Data records for software interfaces
= Beginning of Section =

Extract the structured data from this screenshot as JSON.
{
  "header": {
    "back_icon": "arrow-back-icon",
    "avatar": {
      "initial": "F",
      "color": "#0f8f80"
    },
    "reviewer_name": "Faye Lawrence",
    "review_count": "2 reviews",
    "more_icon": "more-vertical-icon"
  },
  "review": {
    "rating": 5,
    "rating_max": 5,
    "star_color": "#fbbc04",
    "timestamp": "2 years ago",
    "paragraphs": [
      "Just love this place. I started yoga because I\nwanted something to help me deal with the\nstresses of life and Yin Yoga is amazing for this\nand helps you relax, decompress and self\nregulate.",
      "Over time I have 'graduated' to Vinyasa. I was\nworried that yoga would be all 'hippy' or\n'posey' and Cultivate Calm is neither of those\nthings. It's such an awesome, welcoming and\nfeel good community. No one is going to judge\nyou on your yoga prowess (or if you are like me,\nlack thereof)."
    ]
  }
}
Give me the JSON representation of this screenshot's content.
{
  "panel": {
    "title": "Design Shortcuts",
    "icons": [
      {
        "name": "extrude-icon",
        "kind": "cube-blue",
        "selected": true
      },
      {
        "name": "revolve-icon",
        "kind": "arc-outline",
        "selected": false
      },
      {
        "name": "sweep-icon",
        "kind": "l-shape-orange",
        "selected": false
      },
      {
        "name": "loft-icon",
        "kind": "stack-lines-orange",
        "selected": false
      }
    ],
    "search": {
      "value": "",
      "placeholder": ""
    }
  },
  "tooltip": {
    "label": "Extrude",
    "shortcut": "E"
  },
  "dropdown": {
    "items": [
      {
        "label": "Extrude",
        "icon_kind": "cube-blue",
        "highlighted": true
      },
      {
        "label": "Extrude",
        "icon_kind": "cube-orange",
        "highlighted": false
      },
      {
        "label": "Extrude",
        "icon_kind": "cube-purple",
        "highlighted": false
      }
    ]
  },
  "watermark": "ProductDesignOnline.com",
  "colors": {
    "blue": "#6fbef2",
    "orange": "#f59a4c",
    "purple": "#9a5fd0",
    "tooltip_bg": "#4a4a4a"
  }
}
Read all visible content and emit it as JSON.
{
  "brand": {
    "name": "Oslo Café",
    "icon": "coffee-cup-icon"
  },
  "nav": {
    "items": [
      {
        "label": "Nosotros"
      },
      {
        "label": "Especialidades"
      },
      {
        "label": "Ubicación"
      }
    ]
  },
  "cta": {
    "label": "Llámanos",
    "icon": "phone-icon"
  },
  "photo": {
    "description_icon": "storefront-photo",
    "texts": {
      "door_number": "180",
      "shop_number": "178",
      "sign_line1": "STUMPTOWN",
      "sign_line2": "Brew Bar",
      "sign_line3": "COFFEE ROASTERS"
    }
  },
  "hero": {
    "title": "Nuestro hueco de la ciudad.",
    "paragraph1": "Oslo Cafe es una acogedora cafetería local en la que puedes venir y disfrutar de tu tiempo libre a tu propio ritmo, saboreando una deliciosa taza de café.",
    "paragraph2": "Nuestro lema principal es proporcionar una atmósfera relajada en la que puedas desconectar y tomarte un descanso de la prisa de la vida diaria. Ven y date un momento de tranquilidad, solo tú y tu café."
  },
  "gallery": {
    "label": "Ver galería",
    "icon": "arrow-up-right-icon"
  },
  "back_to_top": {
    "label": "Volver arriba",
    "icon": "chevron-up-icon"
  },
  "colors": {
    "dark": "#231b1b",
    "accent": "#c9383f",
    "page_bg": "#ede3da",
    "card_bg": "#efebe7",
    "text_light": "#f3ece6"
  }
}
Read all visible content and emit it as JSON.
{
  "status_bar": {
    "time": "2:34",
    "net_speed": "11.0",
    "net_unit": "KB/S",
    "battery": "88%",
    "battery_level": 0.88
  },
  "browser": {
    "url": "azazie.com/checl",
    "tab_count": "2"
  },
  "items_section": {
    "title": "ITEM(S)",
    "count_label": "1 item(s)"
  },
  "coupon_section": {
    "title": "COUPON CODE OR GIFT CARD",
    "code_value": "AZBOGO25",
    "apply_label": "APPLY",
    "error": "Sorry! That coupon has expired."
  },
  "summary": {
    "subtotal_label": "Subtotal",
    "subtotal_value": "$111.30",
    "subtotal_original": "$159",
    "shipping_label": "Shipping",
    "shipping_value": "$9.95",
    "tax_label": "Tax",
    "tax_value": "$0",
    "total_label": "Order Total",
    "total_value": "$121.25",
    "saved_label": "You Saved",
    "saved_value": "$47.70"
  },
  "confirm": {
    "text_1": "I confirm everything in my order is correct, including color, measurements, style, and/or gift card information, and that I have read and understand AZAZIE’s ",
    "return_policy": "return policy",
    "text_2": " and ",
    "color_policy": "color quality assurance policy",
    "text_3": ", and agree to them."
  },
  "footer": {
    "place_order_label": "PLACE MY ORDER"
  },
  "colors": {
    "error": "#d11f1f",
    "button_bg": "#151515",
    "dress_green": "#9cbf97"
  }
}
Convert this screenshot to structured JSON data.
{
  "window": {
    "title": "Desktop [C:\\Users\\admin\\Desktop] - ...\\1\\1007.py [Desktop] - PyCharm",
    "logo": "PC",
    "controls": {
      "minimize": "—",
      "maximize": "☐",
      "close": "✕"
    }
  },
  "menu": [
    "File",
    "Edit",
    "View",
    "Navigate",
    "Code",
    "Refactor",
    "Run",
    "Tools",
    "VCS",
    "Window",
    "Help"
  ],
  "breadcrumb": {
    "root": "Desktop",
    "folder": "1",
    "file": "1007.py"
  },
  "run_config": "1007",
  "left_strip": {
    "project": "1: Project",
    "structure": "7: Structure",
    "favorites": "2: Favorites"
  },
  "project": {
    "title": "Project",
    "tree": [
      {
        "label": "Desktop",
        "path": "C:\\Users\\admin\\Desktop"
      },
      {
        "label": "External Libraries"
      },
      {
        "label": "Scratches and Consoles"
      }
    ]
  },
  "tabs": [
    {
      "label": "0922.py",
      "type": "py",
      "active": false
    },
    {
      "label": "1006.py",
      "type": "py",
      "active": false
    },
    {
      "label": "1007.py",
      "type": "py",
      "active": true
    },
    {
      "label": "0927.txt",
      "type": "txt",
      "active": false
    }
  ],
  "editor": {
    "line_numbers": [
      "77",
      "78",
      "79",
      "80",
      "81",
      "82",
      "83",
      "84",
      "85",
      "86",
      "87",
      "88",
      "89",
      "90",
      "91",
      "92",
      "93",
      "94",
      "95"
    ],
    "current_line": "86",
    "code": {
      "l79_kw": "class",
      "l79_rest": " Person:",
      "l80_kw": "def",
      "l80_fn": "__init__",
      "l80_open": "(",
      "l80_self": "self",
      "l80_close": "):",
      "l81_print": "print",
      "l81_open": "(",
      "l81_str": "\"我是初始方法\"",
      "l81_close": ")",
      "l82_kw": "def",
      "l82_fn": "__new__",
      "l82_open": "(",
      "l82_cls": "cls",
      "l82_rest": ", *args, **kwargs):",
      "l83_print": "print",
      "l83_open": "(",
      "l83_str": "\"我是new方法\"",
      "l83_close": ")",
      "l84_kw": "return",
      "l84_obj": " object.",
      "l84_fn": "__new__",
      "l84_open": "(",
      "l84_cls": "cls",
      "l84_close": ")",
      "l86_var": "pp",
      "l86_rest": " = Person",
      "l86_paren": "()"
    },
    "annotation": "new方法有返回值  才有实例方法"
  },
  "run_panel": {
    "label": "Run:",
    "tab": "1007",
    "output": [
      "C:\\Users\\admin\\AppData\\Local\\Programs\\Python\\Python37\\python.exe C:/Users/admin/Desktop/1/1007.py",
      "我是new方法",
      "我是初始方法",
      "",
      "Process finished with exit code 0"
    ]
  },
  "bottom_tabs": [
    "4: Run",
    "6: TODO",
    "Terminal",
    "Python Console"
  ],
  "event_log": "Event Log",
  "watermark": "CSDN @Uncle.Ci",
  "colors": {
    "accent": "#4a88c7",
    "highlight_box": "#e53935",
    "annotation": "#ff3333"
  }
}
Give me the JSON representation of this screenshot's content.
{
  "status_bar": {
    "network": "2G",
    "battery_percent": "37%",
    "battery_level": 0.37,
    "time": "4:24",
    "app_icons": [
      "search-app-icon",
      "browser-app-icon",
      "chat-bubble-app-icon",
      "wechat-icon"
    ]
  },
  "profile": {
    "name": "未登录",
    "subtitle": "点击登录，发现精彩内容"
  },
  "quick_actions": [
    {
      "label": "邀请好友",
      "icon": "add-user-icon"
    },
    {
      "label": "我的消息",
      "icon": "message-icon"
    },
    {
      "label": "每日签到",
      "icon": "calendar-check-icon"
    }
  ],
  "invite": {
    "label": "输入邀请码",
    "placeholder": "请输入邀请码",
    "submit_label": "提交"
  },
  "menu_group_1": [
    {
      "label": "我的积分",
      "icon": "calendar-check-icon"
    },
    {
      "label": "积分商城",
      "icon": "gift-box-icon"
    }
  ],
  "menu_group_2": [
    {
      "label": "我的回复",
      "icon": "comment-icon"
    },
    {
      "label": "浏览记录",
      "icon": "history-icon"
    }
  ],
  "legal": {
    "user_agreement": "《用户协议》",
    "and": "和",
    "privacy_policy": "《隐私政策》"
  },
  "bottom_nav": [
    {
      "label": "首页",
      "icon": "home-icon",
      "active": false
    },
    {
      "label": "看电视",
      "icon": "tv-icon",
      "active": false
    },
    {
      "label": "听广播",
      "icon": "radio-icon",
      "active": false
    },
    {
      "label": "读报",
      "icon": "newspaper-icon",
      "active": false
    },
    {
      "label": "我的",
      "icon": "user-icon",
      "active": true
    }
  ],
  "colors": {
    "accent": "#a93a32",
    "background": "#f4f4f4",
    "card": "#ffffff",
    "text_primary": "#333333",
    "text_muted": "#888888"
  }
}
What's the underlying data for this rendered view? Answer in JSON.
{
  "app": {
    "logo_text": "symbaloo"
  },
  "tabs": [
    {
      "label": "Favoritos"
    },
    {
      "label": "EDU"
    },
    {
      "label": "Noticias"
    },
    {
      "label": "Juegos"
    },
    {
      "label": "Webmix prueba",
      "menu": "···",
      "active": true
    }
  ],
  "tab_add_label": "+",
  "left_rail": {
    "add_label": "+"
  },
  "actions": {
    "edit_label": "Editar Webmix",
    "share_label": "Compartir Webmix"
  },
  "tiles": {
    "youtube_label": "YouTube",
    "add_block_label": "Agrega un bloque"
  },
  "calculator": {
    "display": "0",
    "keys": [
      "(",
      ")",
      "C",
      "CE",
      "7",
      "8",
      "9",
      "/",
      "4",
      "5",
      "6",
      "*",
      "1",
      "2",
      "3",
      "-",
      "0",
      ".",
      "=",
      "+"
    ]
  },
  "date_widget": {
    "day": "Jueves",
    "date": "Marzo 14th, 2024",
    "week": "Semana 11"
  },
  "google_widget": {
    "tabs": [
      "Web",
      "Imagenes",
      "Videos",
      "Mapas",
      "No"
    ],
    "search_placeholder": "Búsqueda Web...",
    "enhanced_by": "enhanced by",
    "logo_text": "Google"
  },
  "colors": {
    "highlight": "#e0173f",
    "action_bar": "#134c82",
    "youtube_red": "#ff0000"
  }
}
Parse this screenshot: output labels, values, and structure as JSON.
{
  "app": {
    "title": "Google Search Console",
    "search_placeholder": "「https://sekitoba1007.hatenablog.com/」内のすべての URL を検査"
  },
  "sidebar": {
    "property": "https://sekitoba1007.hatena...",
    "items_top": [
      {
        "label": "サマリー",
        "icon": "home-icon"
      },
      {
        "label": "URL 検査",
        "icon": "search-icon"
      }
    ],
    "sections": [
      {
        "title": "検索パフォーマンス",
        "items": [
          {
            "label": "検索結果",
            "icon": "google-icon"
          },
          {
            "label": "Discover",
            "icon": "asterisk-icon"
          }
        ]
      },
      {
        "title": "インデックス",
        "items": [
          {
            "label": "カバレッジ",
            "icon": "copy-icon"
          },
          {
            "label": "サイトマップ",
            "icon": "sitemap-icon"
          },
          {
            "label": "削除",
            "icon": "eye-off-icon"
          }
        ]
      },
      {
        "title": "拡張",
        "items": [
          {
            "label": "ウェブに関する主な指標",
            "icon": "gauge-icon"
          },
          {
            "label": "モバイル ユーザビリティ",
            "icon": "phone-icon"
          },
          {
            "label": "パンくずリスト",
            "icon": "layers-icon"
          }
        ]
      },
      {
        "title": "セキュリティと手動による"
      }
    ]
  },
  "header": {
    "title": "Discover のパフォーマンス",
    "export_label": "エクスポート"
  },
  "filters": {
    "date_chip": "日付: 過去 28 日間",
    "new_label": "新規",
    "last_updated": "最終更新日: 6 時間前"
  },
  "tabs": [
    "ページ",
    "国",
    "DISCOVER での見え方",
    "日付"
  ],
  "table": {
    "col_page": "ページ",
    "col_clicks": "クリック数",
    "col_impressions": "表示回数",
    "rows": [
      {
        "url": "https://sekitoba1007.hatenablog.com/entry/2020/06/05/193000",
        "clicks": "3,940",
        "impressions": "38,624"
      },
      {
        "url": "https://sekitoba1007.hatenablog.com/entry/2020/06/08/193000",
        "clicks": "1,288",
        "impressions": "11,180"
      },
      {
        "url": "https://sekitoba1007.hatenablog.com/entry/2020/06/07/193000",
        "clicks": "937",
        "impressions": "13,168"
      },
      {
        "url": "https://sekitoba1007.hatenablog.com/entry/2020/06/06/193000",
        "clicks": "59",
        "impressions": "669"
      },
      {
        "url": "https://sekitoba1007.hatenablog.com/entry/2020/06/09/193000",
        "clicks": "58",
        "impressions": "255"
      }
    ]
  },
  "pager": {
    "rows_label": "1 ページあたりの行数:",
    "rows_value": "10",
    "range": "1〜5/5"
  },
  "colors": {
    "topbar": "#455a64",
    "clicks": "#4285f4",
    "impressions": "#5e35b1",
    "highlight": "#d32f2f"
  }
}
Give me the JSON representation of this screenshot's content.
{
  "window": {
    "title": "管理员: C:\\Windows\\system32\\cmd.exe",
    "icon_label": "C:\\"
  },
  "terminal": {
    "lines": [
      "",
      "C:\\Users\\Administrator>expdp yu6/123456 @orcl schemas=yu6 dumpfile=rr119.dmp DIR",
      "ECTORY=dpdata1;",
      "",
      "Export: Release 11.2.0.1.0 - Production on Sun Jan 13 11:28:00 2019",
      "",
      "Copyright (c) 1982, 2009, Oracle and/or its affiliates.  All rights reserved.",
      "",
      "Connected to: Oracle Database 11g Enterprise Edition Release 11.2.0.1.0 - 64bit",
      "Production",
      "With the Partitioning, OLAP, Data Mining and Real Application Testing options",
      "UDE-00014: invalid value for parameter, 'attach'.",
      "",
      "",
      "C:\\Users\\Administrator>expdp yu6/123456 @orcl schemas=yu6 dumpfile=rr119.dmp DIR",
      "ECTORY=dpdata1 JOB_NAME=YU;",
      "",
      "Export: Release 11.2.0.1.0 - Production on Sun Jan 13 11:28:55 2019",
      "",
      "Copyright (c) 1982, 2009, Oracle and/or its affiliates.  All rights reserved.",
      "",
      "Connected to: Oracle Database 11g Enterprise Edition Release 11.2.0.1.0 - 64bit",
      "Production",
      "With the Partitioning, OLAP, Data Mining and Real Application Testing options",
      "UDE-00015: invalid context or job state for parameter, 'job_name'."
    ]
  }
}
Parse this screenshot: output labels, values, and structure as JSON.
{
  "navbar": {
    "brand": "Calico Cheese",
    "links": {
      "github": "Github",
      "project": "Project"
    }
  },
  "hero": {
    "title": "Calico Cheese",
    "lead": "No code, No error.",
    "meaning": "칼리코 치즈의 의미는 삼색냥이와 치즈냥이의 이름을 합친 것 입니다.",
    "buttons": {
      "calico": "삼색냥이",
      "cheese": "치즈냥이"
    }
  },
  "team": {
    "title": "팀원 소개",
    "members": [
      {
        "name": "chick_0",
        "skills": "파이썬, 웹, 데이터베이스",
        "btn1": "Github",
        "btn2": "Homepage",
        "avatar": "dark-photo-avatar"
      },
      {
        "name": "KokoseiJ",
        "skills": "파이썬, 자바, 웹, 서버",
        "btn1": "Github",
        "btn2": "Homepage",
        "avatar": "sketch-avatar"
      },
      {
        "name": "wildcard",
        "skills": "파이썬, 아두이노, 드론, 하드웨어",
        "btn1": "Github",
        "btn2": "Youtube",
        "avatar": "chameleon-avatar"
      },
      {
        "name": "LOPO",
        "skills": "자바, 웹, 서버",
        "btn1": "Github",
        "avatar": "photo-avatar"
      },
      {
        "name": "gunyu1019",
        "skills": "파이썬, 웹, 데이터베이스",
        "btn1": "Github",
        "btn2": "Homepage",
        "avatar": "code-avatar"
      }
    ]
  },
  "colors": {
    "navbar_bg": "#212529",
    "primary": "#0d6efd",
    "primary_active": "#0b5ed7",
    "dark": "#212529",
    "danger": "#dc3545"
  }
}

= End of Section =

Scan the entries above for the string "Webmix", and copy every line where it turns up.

      "label": "Webmix prueba",
    "edit_label": "Editar Webmix",
    "share_label": "Compartir Webmix"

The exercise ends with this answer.